Task - In the records below, some lines hold the word "true". Copy each of those lines.
** Opening Data records block **
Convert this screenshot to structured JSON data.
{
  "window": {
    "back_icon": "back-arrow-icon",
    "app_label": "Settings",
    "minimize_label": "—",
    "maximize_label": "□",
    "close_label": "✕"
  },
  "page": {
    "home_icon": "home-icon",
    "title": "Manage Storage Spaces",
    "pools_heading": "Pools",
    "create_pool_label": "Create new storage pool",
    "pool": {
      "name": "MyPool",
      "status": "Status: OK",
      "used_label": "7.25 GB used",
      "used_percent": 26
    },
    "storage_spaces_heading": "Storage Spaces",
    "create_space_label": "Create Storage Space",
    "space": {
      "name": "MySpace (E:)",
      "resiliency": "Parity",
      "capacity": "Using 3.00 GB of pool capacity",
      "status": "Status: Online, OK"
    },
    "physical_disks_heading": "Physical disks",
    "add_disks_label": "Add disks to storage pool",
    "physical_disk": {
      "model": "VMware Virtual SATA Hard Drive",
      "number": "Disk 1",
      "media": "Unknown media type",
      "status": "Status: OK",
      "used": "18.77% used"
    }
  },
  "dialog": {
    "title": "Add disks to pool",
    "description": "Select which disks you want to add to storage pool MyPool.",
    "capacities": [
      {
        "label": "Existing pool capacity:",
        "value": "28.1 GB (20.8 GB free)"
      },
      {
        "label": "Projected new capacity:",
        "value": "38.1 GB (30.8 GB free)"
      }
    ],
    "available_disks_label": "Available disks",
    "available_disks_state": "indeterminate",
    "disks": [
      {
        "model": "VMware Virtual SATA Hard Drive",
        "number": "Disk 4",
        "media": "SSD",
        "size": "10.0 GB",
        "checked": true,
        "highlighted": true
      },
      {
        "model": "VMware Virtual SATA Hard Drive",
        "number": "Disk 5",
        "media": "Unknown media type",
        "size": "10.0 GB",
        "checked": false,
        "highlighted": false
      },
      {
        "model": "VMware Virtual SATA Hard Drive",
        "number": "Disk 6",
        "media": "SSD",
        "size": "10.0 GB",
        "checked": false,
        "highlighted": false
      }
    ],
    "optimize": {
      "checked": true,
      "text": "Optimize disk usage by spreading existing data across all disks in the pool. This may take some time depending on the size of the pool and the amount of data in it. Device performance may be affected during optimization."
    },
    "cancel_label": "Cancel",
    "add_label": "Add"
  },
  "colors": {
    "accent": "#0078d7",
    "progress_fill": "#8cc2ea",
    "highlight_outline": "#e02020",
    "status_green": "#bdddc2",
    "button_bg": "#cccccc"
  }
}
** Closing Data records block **
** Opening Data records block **
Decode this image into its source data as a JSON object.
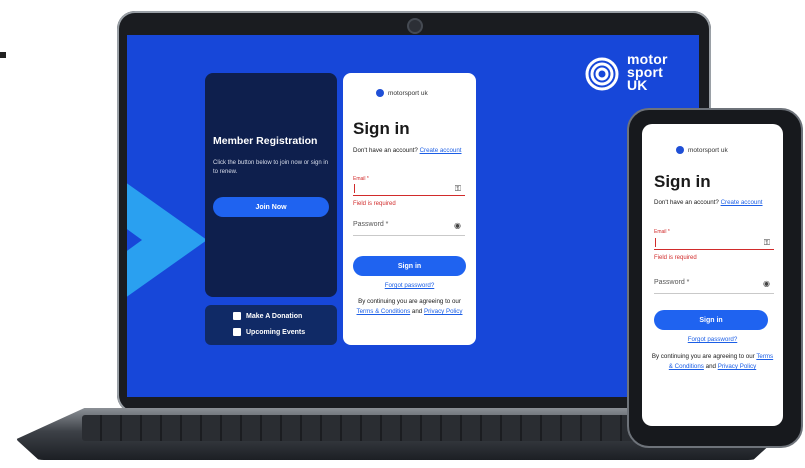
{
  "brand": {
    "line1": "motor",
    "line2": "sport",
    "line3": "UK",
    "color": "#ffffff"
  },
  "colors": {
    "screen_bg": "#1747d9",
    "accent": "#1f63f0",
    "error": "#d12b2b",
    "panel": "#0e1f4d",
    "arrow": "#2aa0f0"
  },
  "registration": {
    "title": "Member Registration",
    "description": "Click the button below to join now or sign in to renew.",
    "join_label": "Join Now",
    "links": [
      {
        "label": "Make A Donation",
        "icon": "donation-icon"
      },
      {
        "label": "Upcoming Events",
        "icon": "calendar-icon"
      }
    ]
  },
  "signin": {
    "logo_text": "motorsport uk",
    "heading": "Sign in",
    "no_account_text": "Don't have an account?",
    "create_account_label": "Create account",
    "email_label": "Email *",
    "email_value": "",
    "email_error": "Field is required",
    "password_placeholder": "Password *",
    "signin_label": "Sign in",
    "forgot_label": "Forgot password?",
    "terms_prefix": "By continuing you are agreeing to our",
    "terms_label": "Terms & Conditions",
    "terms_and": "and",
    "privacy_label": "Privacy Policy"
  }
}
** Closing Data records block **
Answer to the problem -
        "checked": true,
        "highlighted": true
      "checked": true,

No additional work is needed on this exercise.